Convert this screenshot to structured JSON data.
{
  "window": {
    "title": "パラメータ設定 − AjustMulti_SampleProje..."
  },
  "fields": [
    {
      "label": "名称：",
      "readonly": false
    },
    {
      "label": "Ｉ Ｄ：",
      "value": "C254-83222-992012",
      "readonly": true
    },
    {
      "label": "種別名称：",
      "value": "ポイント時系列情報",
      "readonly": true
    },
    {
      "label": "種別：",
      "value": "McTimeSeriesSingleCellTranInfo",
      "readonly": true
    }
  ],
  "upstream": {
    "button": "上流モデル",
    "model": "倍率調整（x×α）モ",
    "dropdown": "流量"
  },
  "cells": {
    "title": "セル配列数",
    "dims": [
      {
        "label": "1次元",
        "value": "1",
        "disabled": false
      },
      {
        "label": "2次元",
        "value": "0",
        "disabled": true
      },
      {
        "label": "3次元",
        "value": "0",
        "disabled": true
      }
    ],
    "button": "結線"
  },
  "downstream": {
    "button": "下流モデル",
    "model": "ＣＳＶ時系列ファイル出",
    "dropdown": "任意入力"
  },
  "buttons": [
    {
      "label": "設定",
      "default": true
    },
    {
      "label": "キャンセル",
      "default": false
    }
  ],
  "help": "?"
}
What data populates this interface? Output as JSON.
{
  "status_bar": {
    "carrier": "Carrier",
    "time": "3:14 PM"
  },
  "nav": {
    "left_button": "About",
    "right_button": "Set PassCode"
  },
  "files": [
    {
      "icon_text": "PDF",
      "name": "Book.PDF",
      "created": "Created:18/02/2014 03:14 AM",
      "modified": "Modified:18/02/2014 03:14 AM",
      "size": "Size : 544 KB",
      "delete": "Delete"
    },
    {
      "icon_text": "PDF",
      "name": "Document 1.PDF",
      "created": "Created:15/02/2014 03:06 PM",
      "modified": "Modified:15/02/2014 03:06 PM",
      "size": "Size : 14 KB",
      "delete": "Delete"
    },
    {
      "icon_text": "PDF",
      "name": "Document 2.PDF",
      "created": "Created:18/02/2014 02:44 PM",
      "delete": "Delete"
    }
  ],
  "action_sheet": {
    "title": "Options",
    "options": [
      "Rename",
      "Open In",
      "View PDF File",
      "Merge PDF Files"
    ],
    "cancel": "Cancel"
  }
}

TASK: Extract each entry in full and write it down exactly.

RESULT FOR THIS TASK:
Convert this screenshot to structured JSON data.
{
  "window": {
    "title": "パラメータ設定 − AjustMulti_SampleProje..."
  },
  "fields": [
    {
      "label": "名称：",
      "readonly": false
    },
    {
      "label": "Ｉ Ｄ：",
      "value": "C254-83222-992012",
      "readonly": true
    },
    {
      "label": "種別名称：",
      "value": "ポイント時系列情報",
      "readonly": true
    },
    {
      "label": "種別：",
      "value": "McTimeSeriesSingleCellTranInfo",
      "readonly": true
    }
  ],
  "upstream": {
    "button": "上流モデル",
    "model": "倍率調整（x×α）モ",
    "dropdown": "流量"
  },
  "cells": {
    "title": "セル配列数",
    "dims": [
      {
        "label": "1次元",
        "value": "1",
        "disabled": false
      },
      {
        "label": "2次元",
        "value": "0",
        "disabled": true
      },
      {
        "label": "3次元",
        "value": "0",
        "disabled": true
      }
    ],
    "button": "結線"
  },
  "downstream": {
    "button": "下流モデル",
    "model": "ＣＳＶ時系列ファイル出",
    "dropdown": "任意入力"
  },
  "buttons": [
    {
      "label": "設定",
      "default": true
    },
    {
      "label": "キャンセル",
      "default": false
    }
  ],
  "help": "?"
}
What data populates this interface? Output as JSON.
{
  "status_bar": {
    "carrier": "Carrier",
    "time": "3:14 PM"
  },
  "nav": {
    "left_button": "About",
    "right_button": "Set PassCode"
  },
  "files": [
    {
      "icon_text": "PDF",
      "name": "Book.PDF",
      "created": "Created:18/02/2014 03:14 AM",
      "modified": "Modified:18/02/2014 03:14 AM",
      "size": "Size : 544 KB",
      "delete": "Delete"
    },
    {
      "icon_text": "PDF",
      "name": "Document 1.PDF",
      "created": "Created:15/02/2014 03:06 PM",
      "modified": "Modified:15/02/2014 03:06 PM",
      "size": "Size : 14 KB",
      "delete": "Delete"
    },
    {
      "icon_text": "PDF",
      "name": "Document 2.PDF",
      "created": "Created:18/02/2014 02:44 PM",
      "delete": "Delete"
    }
  ],
  "action_sheet": {
    "title": "Options",
    "options": [
      "Rename",
      "Open In",
      "View PDF File",
      "Merge PDF Files"
    ],
    "cancel": "Cancel"
  }
}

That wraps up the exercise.